The quadband (GSM 850 / GSM 900 / GSM 1800 / GSM 1900) network-compatible bar handset has an average GSM signal reception. The sound is great at both ends and extremely loud. In fact I was surprised to notice how loud the in-call sound is regardless of how noisy the background is.
Processor and MemoryLG Optimus 7 is powered by a Qualcomm Snapdragon QSD8650 1 GHz processor, which is the minimum requirement for Windows Phone 7 devices. While browsing through menus is pretty snappy, I have noticed some lags when using the camera, as well as bigger than usual loading times when the applications working in the phone's memory are accessed after the device has been in Standby mode.
The device includes 16GB of internal memory, 512 MB RAM and 512 MB ROM. The phone does not feature a microSD card for memory expansion, nor storage mode.
MultimediaAll multimedia feature reside in the Music&Videos hub with the Zune logo on it. To transfer music files and clips you will have to use the Zune synching tool. The music player does not feature Equalizers, instead you will be able to 'pin' a song, a radio station or even a video to the Start screen. Album art is available, as well.
The multimedia hub is organized in five parts: music and video player, podcasts, FM radio and Marketplace.
LG Optimus 7 is no music phone, but it offers an enjoyable multimedia experience. Music sound quality is above average, as long as you use your own headphones. Obviously, both radio and music player can be run in the background.
The FM radio features the RDS function, but does not work without the headphones inserted, which act as antenna.
The video player is not compatible with .avi files, but the good news is that Zune can convert these files into .MP4 files. Unfortunately, this will take forever if you plan to convert entire movies and you don't have a powerful PC.
BatteryLG Optimus 7 features a Li-Ion 1500 mAh battery rated by the manufacturer for up to 330 hours (up to 330 hours for 3G) or up to 6 hours and 40 minutes (up to 5 hours for 3G). Sadly, the phone's battery will deplete very fast if you plan to use the Wi-Fi connectivity for more than an hour or so. The battery's energy drops very fast when browsing the Internet over a Wi-Fi connection. Otherwise, you can have 2-3 days of medium use with only one charge. Of course, I suggest disabling some additional settings that will stop data connections in the background, as well as the location services.

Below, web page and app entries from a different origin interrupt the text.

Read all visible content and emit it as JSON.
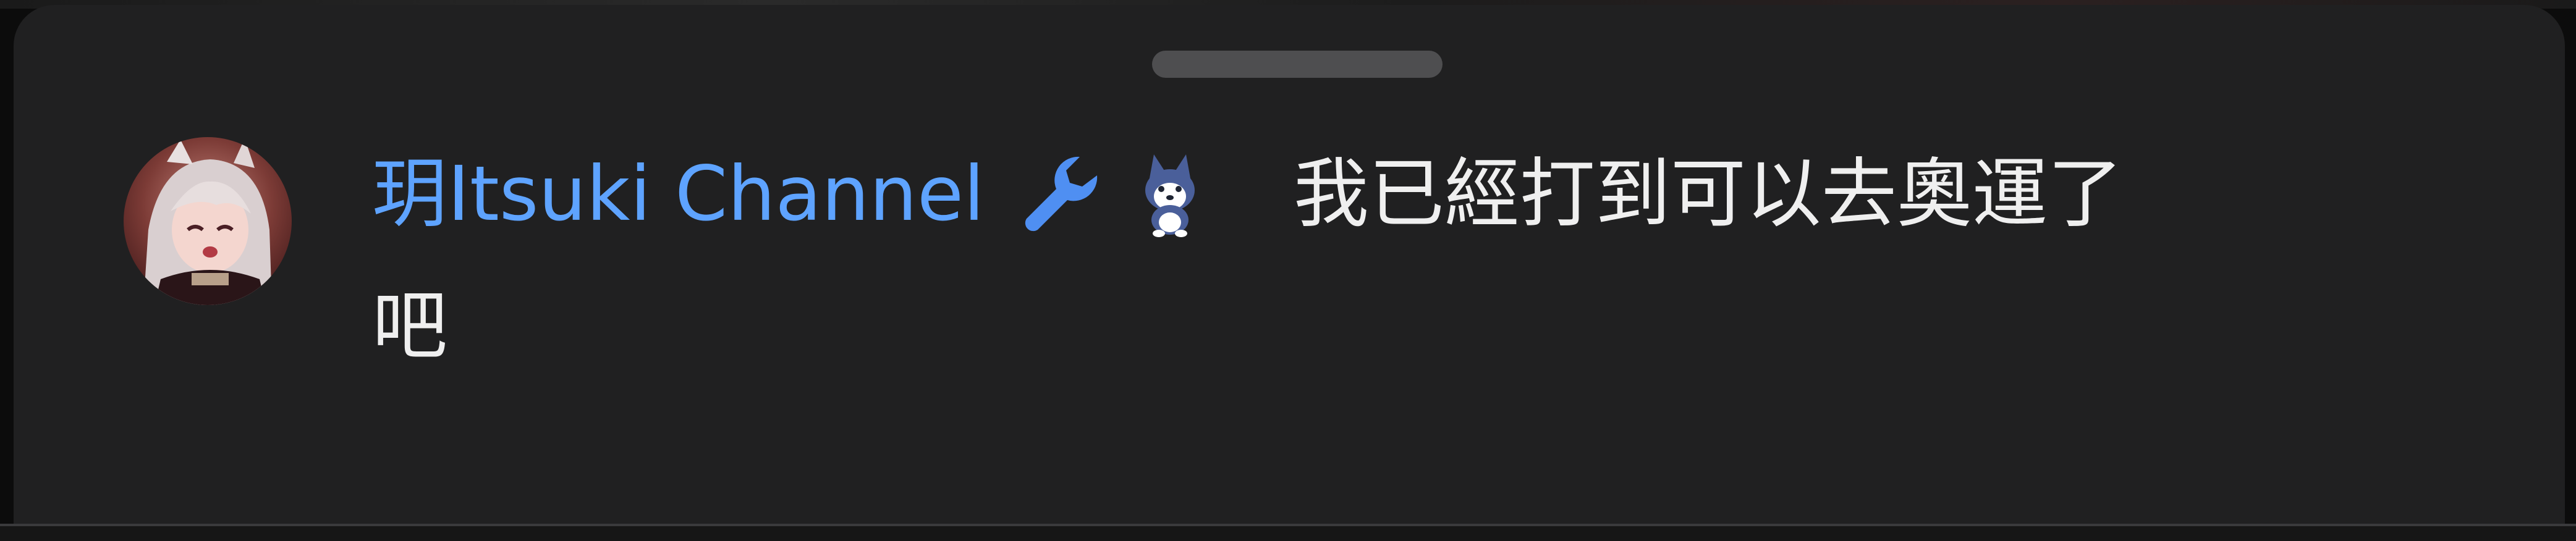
{
  "comment": {
    "author": "玥Itsuki Channel",
    "badges": [
      "wrench-icon",
      "husky-sticker-icon"
    ],
    "message_line1": "我已經打到可以去奧運了",
    "message_line2": "吧"
  },
  "colors": {
    "sheet_background": "#202021",
    "author_name": "#5ea3ff",
    "message_text": "#efefef",
    "wrench": "#4f8ff2",
    "drag_handle": "#4e4e50"
  }
}
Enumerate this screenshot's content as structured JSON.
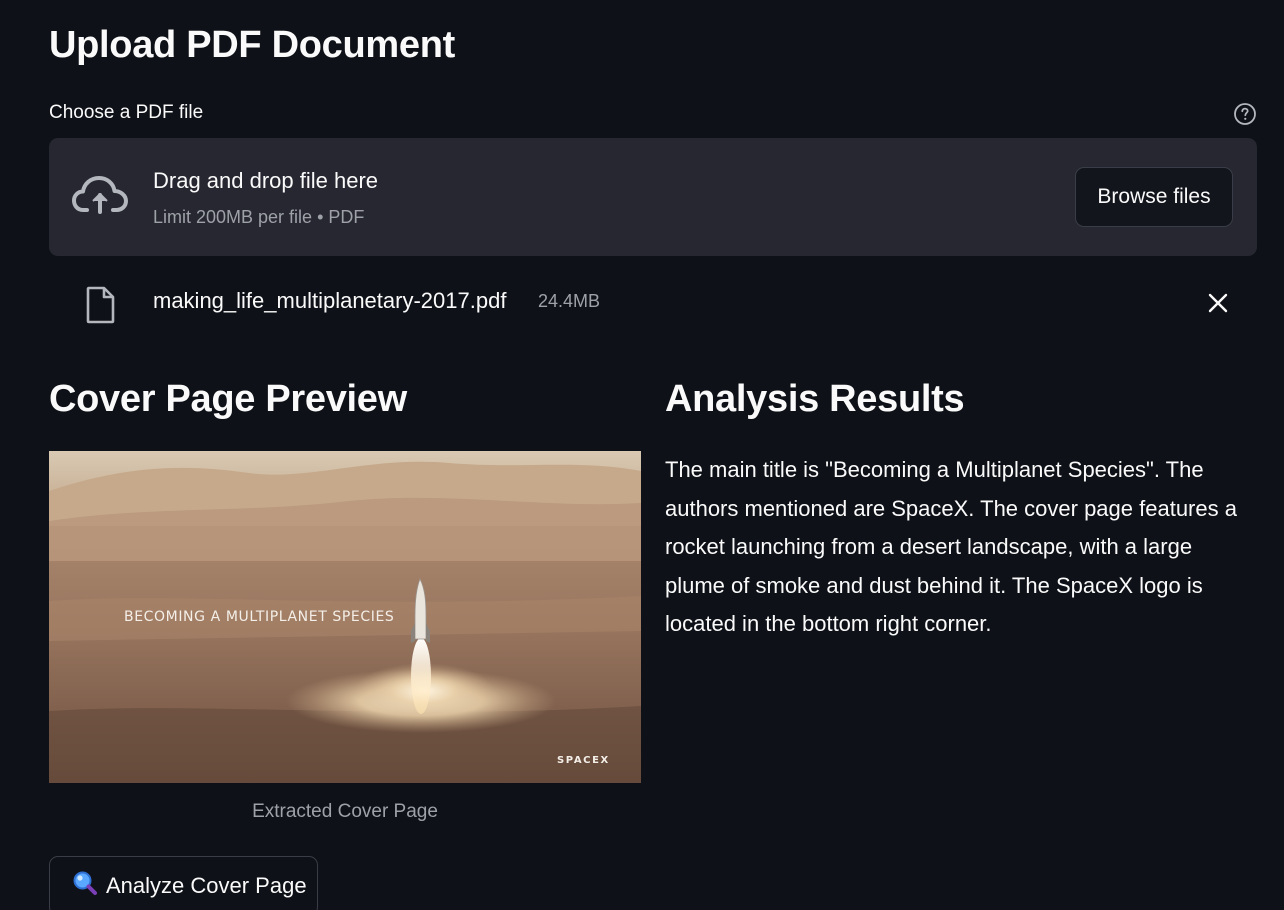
{
  "page": {
    "title": "Upload PDF Document"
  },
  "uploader": {
    "label": "Choose a PDF file",
    "drop_text": "Drag and drop file here",
    "limit_text": "Limit 200MB per file • PDF",
    "browse_label": "Browse files",
    "icons": [
      "cloud-upload-icon",
      "help-icon"
    ]
  },
  "uploaded_file": {
    "name": "making_life_multiplanetary-2017.pdf",
    "size": "24.4MB",
    "icons": [
      "file-icon",
      "close-icon"
    ]
  },
  "cover_section": {
    "title": "Cover Page Preview",
    "image_caption": "Extracted Cover Page",
    "image_text": "BECOMING A MULTIPLANET SPECIES",
    "image_logo": "SPACEX",
    "analyze_label": "Analyze Cover Page",
    "analyze_icon": "magnifying-glass-icon"
  },
  "results_section": {
    "title": "Analysis Results",
    "text": "The main title is \"Becoming a Multiplanet Species\". The authors mentioned are SpaceX. The cover page features a rocket launching from a desert landscape, with a large plume of smoke and dust behind it. The SpaceX logo is located in the bottom right corner."
  },
  "colors": {
    "background": "#0e1117",
    "panel": "#262730",
    "text": "#fafafa",
    "muted": "#9ea1a8",
    "border": "#3a3d47"
  }
}
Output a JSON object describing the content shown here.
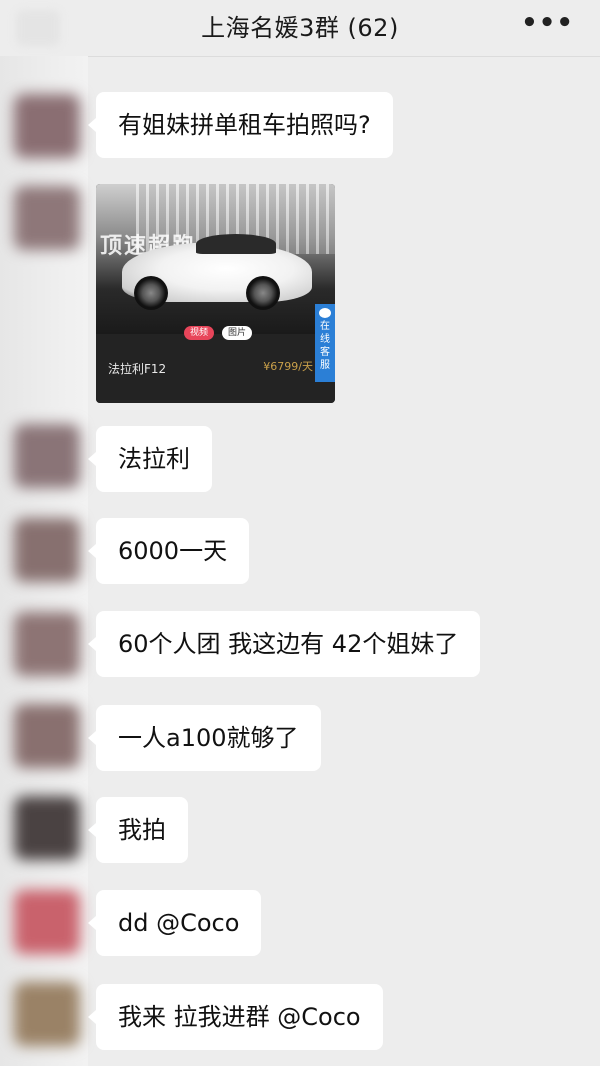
{
  "header": {
    "title": "上海名媛3群 (62)",
    "more_icon": "more-dots-icon",
    "more_glyph": "•••"
  },
  "messages": [
    {
      "type": "text",
      "text": "有姐妹拼单租车拍照吗?"
    },
    {
      "type": "image-card",
      "card": {
        "store_sign": "顶速超跑",
        "name": "法拉利F12",
        "price": "¥6799/天",
        "tag_left": "视频",
        "tag_right": "图片",
        "service": "在线客服"
      }
    },
    {
      "type": "text",
      "text": "法拉利"
    },
    {
      "type": "text",
      "text": "6000一天"
    },
    {
      "type": "text",
      "text": "60个人团 我这边有 42个姐妹了"
    },
    {
      "type": "text",
      "text": "一人a100就够了"
    },
    {
      "type": "text",
      "text": "我拍"
    },
    {
      "type": "text",
      "text": "dd @Coco"
    },
    {
      "type": "text",
      "text": "我来 拉我进群 @Coco"
    }
  ],
  "colors": {
    "background": "#ededed",
    "bubble": "#ffffff",
    "service_tab": "#2b7fd6",
    "price": "#c9a04a"
  }
}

ImpressionsWindows Phone 7 is definitely a work in progress. My impression is that the platform was delivered unfinished. However, WP7 is certainly a good start for a new Microsoft project, which will probably become mature once Windows Phone 8 will make its way on the market. I believe that LG's try on a Windows Phone 7 is a success, even if the manufacturer had to abide by Microsoft's strict rules.

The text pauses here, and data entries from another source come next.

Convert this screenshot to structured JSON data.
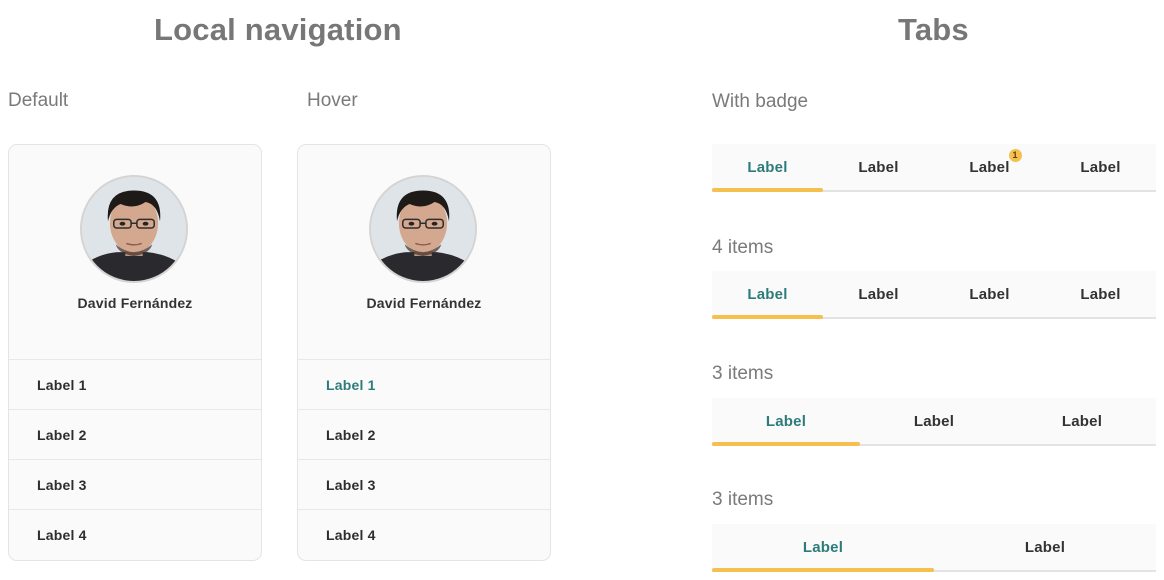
{
  "local_navigation": {
    "title": "Local navigation",
    "default_label": "Default",
    "hover_label": "Hover",
    "user_name": "David Fernández",
    "items": [
      "Label 1",
      "Label 2",
      "Label 3",
      "Label 4"
    ],
    "hover_active_index": 0,
    "accent_color": "#2e7b7b"
  },
  "tabs": {
    "title": "Tabs",
    "accent_color": "#2e7b7b",
    "indicator_color": "#f5c04f",
    "groups": [
      {
        "label": "With badge",
        "tabs": [
          "Label",
          "Label",
          "Label",
          "Label"
        ],
        "active_index": 0,
        "badge": {
          "tab_index": 2,
          "value": "1"
        }
      },
      {
        "label": "4 items",
        "tabs": [
          "Label",
          "Label",
          "Label",
          "Label"
        ],
        "active_index": 0
      },
      {
        "label": "3 items",
        "tabs": [
          "Label",
          "Label",
          "Label"
        ],
        "active_index": 0
      },
      {
        "label": "3 items",
        "tabs": [
          "Label",
          "Label"
        ],
        "active_index": 0
      }
    ]
  }
}
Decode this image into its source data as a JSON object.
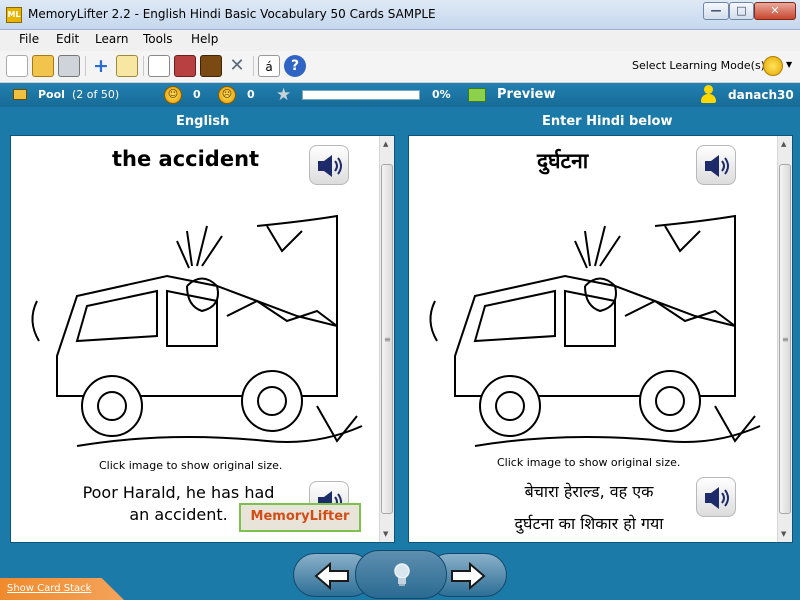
{
  "window": {
    "app_icon_text": "ML",
    "title": "MemoryLifter 2.2 - English Hindi Basic Vocabulary 50 Cards SAMPLE",
    "min": "—",
    "max": "□",
    "close": "✕"
  },
  "menu": [
    "File",
    "Edit",
    "Learn",
    "Tools",
    "Help"
  ],
  "toolbar": {
    "select_mode_label": "Select Learning Mode(s)",
    "icons": [
      "new-icon",
      "open-icon",
      "print-icon",
      "add-icon",
      "edit-icon",
      "slideshow-icon",
      "stats-icon",
      "box-icon",
      "tools-icon",
      "special-chars-icon",
      "help-icon"
    ],
    "special_chars": "á",
    "help": "?"
  },
  "status": {
    "pool_label": "Pool",
    "pool_count": "(2 of 50)",
    "correct_count": "0",
    "wrong_count": "0",
    "progress_percent": 0,
    "progress_label": "0%",
    "preview_label": "Preview",
    "username": "danach30"
  },
  "question": {
    "column_header": "English",
    "word": "the accident",
    "hint": "Click image to show original size.",
    "sentence_line1": "Poor Harald, he has had",
    "sentence_line2": "an accident.",
    "watermark": "MemoryLifter"
  },
  "answer": {
    "column_header": "Enter Hindi below",
    "word": "दुर्घटना",
    "hint": "Click image to show original size.",
    "sentence_line1": "बेचारा हेराल्ड, वह एक",
    "sentence_line2": "दुर्घटना का शिकार हो गया"
  },
  "footer": {
    "show_card_stack": "Show Card Stack"
  },
  "colors": {
    "main_bg": "#1b7aa8",
    "progress_fill": "#55c24a",
    "stack_tab": "#f08a2c"
  }
}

LG Optimus 7 is one of best looking WP7 phone, as it uses high-quality materials and excellent finishes. The bundled LG apps are also a nice addition to the operating system: Panorama shot, ScanSearch and PlayTo. Some of the best features of the device are the good in-call sound, as well as the 5-megapixel camera and the powerful 1GHz CPU. Wi-Fi and DLNA support are also among the strong points of the phone, along with Microsoft Office package and social networking integration. For those who wish to give Windows Phone 7 a chance, I would recommend trying the LG Optimus 7 as one of the best value for the money.

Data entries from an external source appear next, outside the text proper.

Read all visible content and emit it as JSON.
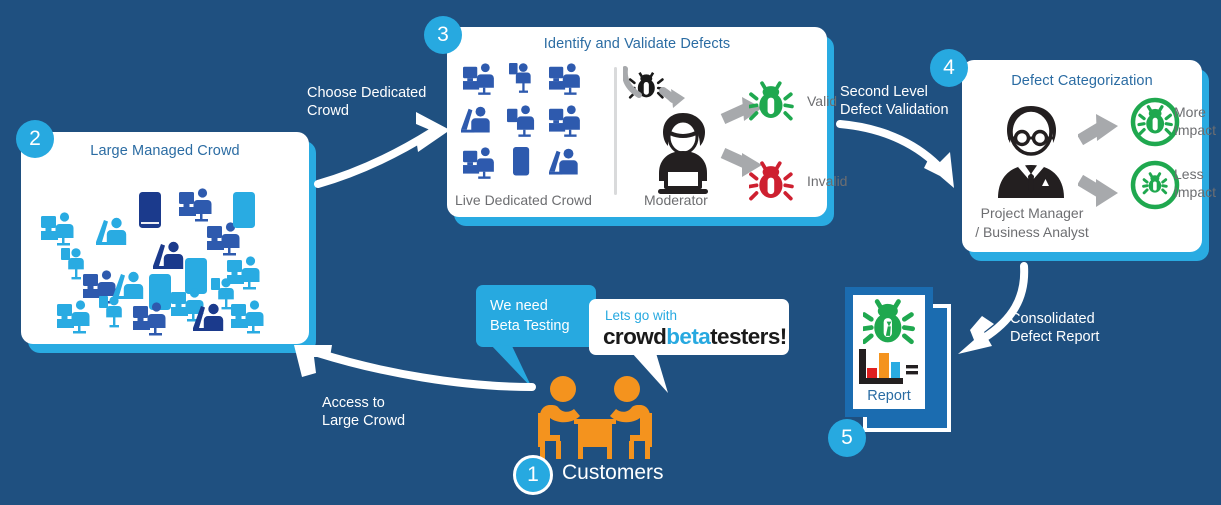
{
  "theme": {
    "background": "#1f5080",
    "accent_cyan": "#27A9E0",
    "panel_white": "#ffffff",
    "title_blue": "#2b6ca3",
    "caption_gray": "#6d6e71",
    "valid_green": "#1FA84F",
    "invalid_red": "#CE2030",
    "customer_orange": "#F4931E",
    "arrow_gray": "#A7A9AC",
    "report_blue": "#1B6CB0"
  },
  "steps": {
    "one": "1",
    "two": "2",
    "three": "3",
    "four": "4",
    "five": "5"
  },
  "panel_crowd": {
    "title": "Large Managed Crowd"
  },
  "panel_defects": {
    "title": "Identify and Validate Defects",
    "crowd_caption": "Live Dedicated Crowd",
    "moderator_caption": "Moderator",
    "valid_label": "Valid",
    "invalid_label": "Invalid"
  },
  "panel_categorization": {
    "title": "Defect Categorization",
    "role_line1": "Project Manager",
    "role_line2": "/ Business Analyst",
    "more_impact_line1": "More",
    "more_impact_line2": "Impact",
    "less_impact_line1": "Less",
    "less_impact_line2": "Impact"
  },
  "report": {
    "label": "Report"
  },
  "flow_labels": {
    "choose_crowd_line1": "Choose Dedicated",
    "choose_crowd_line2": "Crowd",
    "second_level_line1": "Second Level",
    "second_level_line2": "Defect Validation",
    "consolidated_line1": "Consolidated",
    "consolidated_line2": "Defect Report",
    "access_line1": "Access to",
    "access_line2": "Large Crowd"
  },
  "customers": {
    "label": "Customers"
  },
  "bubbles": {
    "need_line1": "We need",
    "need_line2": "Beta Testing",
    "lets_go": "Lets go with",
    "logo_part1": "crowd",
    "logo_part2": "beta",
    "logo_part3": "testers",
    "logo_bang": "!"
  }
}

Unfortunately, the phone's downsides are mostly related to the Windows Phone 7 platform. A big list of unsupported features plagues the operating system: no copy/paste, no storage mode, no file manager, no Bluetooth file transfers, no Flash support, no video-calls support, no multitasking, no tethering.
However, a better quality display might be a better idea for a future LG WP7 phone, as well as an improved music sound quality.
Sales PackageLG Optimus 7 handset
Li-Ion 1500 Battery